It has now raised the price for a settlement. The offers of 1960 and 1980 are off the table. It now demands Tawang, and Tawang is not negotiable. Even its kids speak Hindi. The Modi government has made matters worse. China expects political detente, and rightly so.
India should follow a policy based on the reality that the U.S. ditches allies. China is a neighbour. India can and must be friendly with the U.S.—as China and Russia are. India must, at the same time, keep a certain convincing distance from the U.S. Above all, India must demonstrate its capability of making concessions for this.
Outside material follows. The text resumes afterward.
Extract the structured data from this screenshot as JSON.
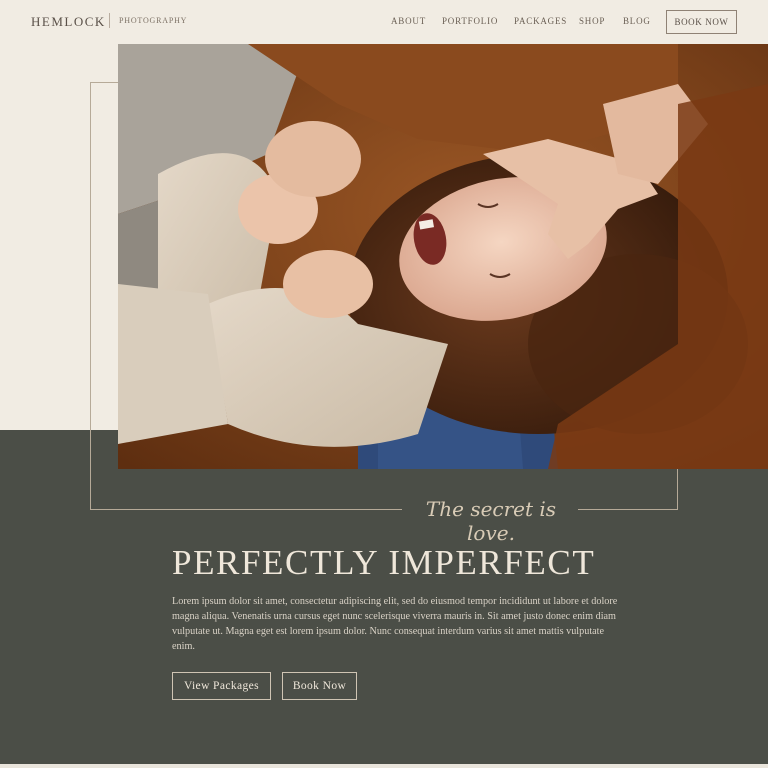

Successive governments have followed Nehru’s line. The boundary dispute acquired a centrality overshadowing other issues in the relations. China needs to be assured that: (a) The government of India is prepared to incur criticism at home if it settles with China; (b) That it has the will to arrive at and carry through a settlement; (c) That it is no part of a U.S. sponsored alliance; (d) It has no desire to embark on a cold war, competing with China on rival influences in the Maldives, Sri Lanka, Myanmar, Nepal and, sotto voce , in Bhutan. India can stand on its own provided it discards “Great Power habits” of pressures and interference in the internal affairs of neighbours. An India which adopts the Good Neighbour Policy will have a far stronger appeal; (e) India will pursue a policy of close friendship with the U.S., as China does. But it will be master of its course in world affairs.
China will, in its own interests, respond. India’s negotiator must be a politician of stature and intellectual equipment. China has not been enthused to deal with former policemen and spy chiefs— M.K. Narayanan and Ajit Doval. Discard the preliminaries and go straight to the core of the dispute; learn from past mistakes and bid for an overall settlement.